The comment he made immediately afterward put that quote much more in context: he disliked iTunes (and by reflection every digital distributor) because they wouldn't give him an advance on earnings. So it's all about money, not the internet as a medium.

Incidentally, this same week Amanda Palmer said she'll release her new EP only in digital and vinyl because CD is (for her) dead.
cranscape
8. The Music Void
Whether Prince is right or wrong, one must acquiesce in the fact that his ability to operate from without the conceptual box, free from the constraints of industry dogmatism and at times, perhaps reason, is what has kept his career alive..

http://www.themusicvoid.com/2010/07/prince-and-the-yawn-of-digital/
cranscape
9. Tocks Nedlog
He has striven so hard over the past 15 years to CONTROL the message, to CONTROL the content, to CONTROL the impression that people have of him -- that now the image of an angry, obsessive control freak IS the first impression the general public has of him. And that's sad, because the man is truly a musical genius, and should be appreciated as such without the negative distractions he brings upon himself.

Frank Zappa said it best: "Shut up 'n play yer guitar."
Walker White
10. Walker
As Atrus said, this all because iTunes won't give him advances. Prince is really disputing the claim that iTunes and digital distribution are the great alternative to music publishers.

Advances are an artifact of music publishers, who are essentially loan sharks. They "give" you money upfront for producing the album and a little to live on (e.g the advance), but recoup all of this money out of your royalties. So not only do they take the vast majority of the artists profits (compare the artist royalties to the total profit of a CD), what little money gets passed to the artist is immediately garnished to cover all of the production costs. As I said, loan sharks.

In fact, Prince realized this for the crap deal that it was. That is why he changed his name to a squiggly sign years ago; he did it to get out of his crap contract and away from the loan sharks.

Now we have digital distribution. Much more of the profit goes to the artist. However, the artist has to cover all of the costs upfront; there is no agency (like a publisher) to loan the artist money. The artist must do all the marketing etc. And most certainly no advances.

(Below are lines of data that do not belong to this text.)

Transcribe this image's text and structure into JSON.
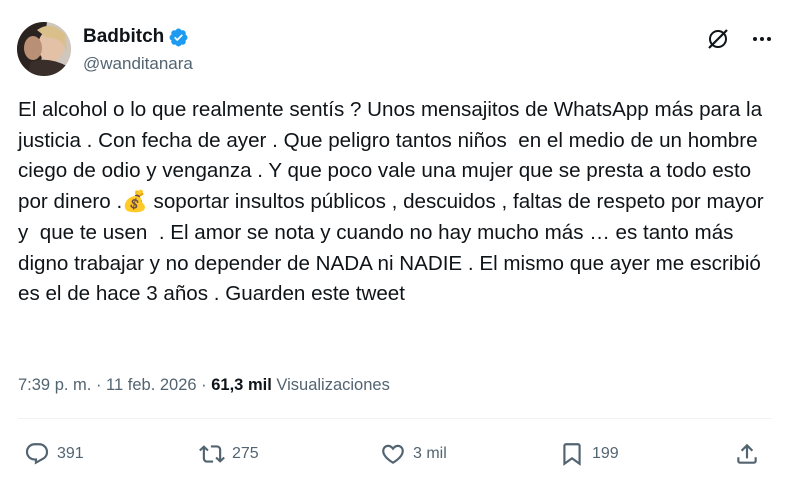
{
  "author": {
    "display_name": "Badbitch",
    "handle": "@wanditanara",
    "verified": true
  },
  "icons": {
    "verified": "verified-badge-icon",
    "grok": "grok-icon",
    "more": "more-icon",
    "reply": "reply-icon",
    "retweet": "retweet-icon",
    "like": "heart-icon",
    "bookmark": "bookmark-icon",
    "share": "share-icon"
  },
  "tweet": {
    "text": "El alcohol o lo que realmente sentís ? Unos mensajitos de WhatsApp más para la justicia . Con fecha de ayer . Que peligro tantos niños  en el medio de un hombre ciego de odio y venganza . Y que poco vale una mujer que se presta a todo esto por dinero .💰 soportar insultos públicos , descuidos , faltas de respeto por mayor y  que te usen  . El amor se nota y cuando no hay mucho más … es tanto más digno trabajar y no depender de NADA ni NADIE . El mismo que ayer me escribió es el de hace 3 años . Guarden este tweet",
    "time": "7:39 p. m.",
    "separator": " · ",
    "date": "11 feb. 2026",
    "views_count": "61,3 mil",
    "views_label": "Visualizaciones"
  },
  "actions": {
    "replies": "391",
    "retweets": "275",
    "likes": "3 mil",
    "bookmarks": "199"
  },
  "colors": {
    "text": "#0f1419",
    "secondary": "#536471",
    "verified": "#1d9bf0",
    "divider": "#eff3f4"
  }
}
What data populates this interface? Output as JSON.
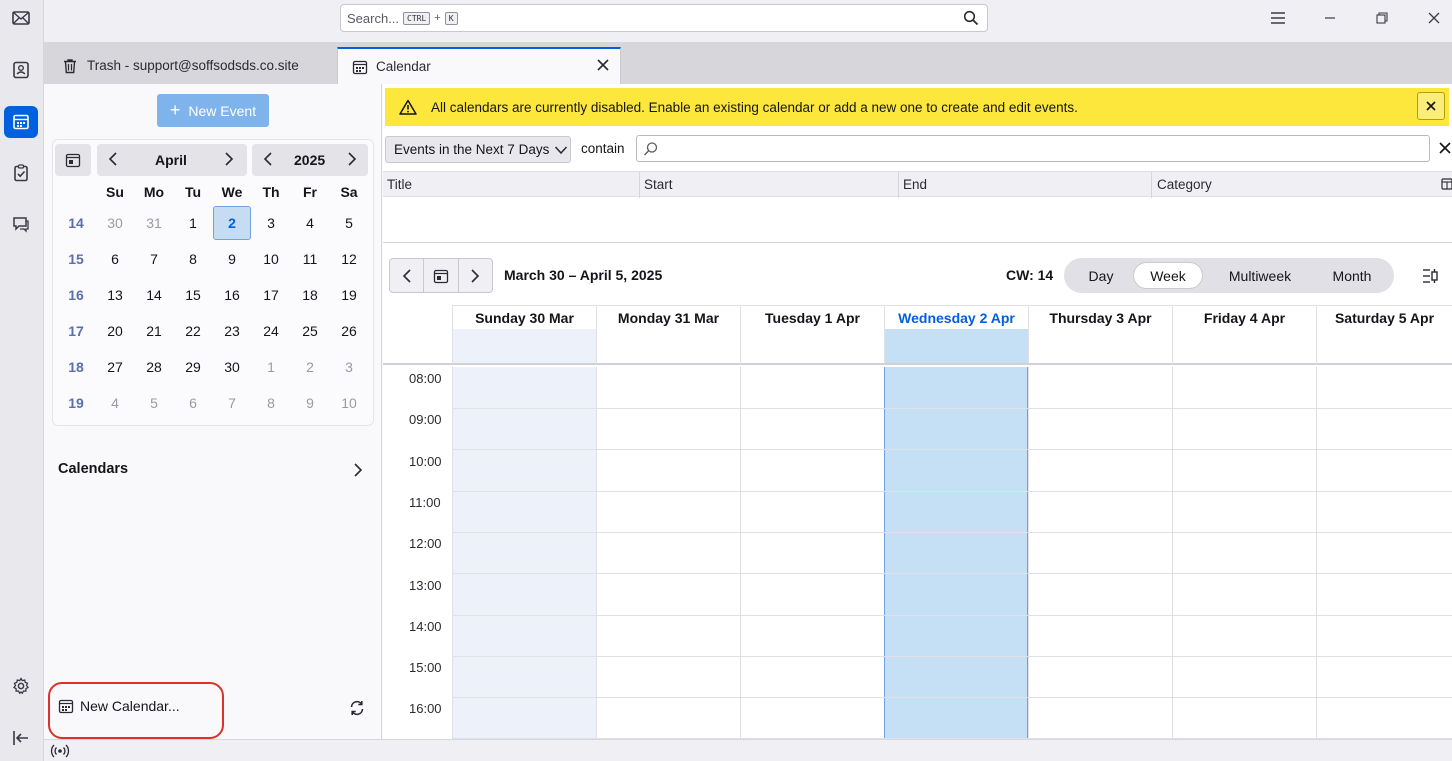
{
  "app": {
    "search_placeholder": "Search...",
    "search_key1": "CTRL",
    "search_plus": "+",
    "search_key2": "K"
  },
  "tabs": [
    {
      "label": "Trash - support@soffsodsds.co.site",
      "icon": "trash-icon"
    },
    {
      "label": "Calendar",
      "icon": "calendar-icon"
    }
  ],
  "left": {
    "new_event": "New Event",
    "minimonth": {
      "month": "April",
      "year": "2025",
      "day_headers": [
        "Su",
        "Mo",
        "Tu",
        "We",
        "Th",
        "Fr",
        "Sa"
      ],
      "weeks": [
        {
          "num": "14",
          "days": [
            "30",
            "31",
            "1",
            "2",
            "3",
            "4",
            "5"
          ]
        },
        {
          "num": "15",
          "days": [
            "6",
            "7",
            "8",
            "9",
            "10",
            "11",
            "12"
          ]
        },
        {
          "num": "16",
          "days": [
            "13",
            "14",
            "15",
            "16",
            "17",
            "18",
            "19"
          ]
        },
        {
          "num": "17",
          "days": [
            "20",
            "21",
            "22",
            "23",
            "24",
            "25",
            "26"
          ]
        },
        {
          "num": "18",
          "days": [
            "27",
            "28",
            "29",
            "30",
            "1",
            "2",
            "3"
          ]
        },
        {
          "num": "19",
          "days": [
            "4",
            "5",
            "6",
            "7",
            "8",
            "9",
            "10"
          ]
        }
      ],
      "today": "2"
    },
    "calendars_header": "Calendars",
    "new_calendar": "New Calendar..."
  },
  "main": {
    "notification": "All calendars are currently disabled. Enable an existing calendar or add a new one to create and edit events.",
    "filter_select": "Events in the Next 7 Days",
    "filter_text": "contain",
    "columns": [
      "Title",
      "Start",
      "End",
      "Category"
    ],
    "range_label": "March 30 – April 5, 2025",
    "cw_label": "CW: 14",
    "views": [
      "Day",
      "Week",
      "Multiweek",
      "Month"
    ],
    "active_view": "Week",
    "days": [
      "Sunday 30 Mar",
      "Monday 31 Mar",
      "Tuesday 1 Apr",
      "Wednesday 2 Apr",
      "Thursday 3 Apr",
      "Friday 4 Apr",
      "Saturday 5 Apr"
    ],
    "hours": [
      "08:00",
      "09:00",
      "10:00",
      "11:00",
      "12:00",
      "13:00",
      "14:00",
      "15:00",
      "16:00"
    ]
  },
  "colors": {
    "accent": "#0061e0",
    "today_column": "#c5dff4",
    "weekend_column": "#edf1f9",
    "notification_bg": "#fde73c",
    "highlight_ring": "#d9332c"
  }
}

Prince wants it both ways. He wants the advances and other people picking up his production costs while still taking most of the profit himself (minus the advances and production costs).
cranscape
11. kev mcveigh
In the UK there was no need to subscribe to The Mirror, just by one copy on the appropriate day.
Prince previous album came free with The Sunday Mail, presumably this time they were outbid by The Mirror.
randy gallegos
12. gallegosart
Of course he can't stop Emusic and WB from making available for download all the albums from the first half of his career.

How much of an advance would be required to fund the making of an Prince album anyway, given his claim to write a song a day?

Great article. "Perhaps there are too many Jeromes to his Morris Day." LOL, time to go listen to "Ice Cream Castles" again....
j p
13. sps49
It's the Taped-Up-Glasses vs. the Blouses!

Subscribe to this thread

Receive notification by email when a new comment is added. You must be a registered user to subscribe to threads.
Post a comment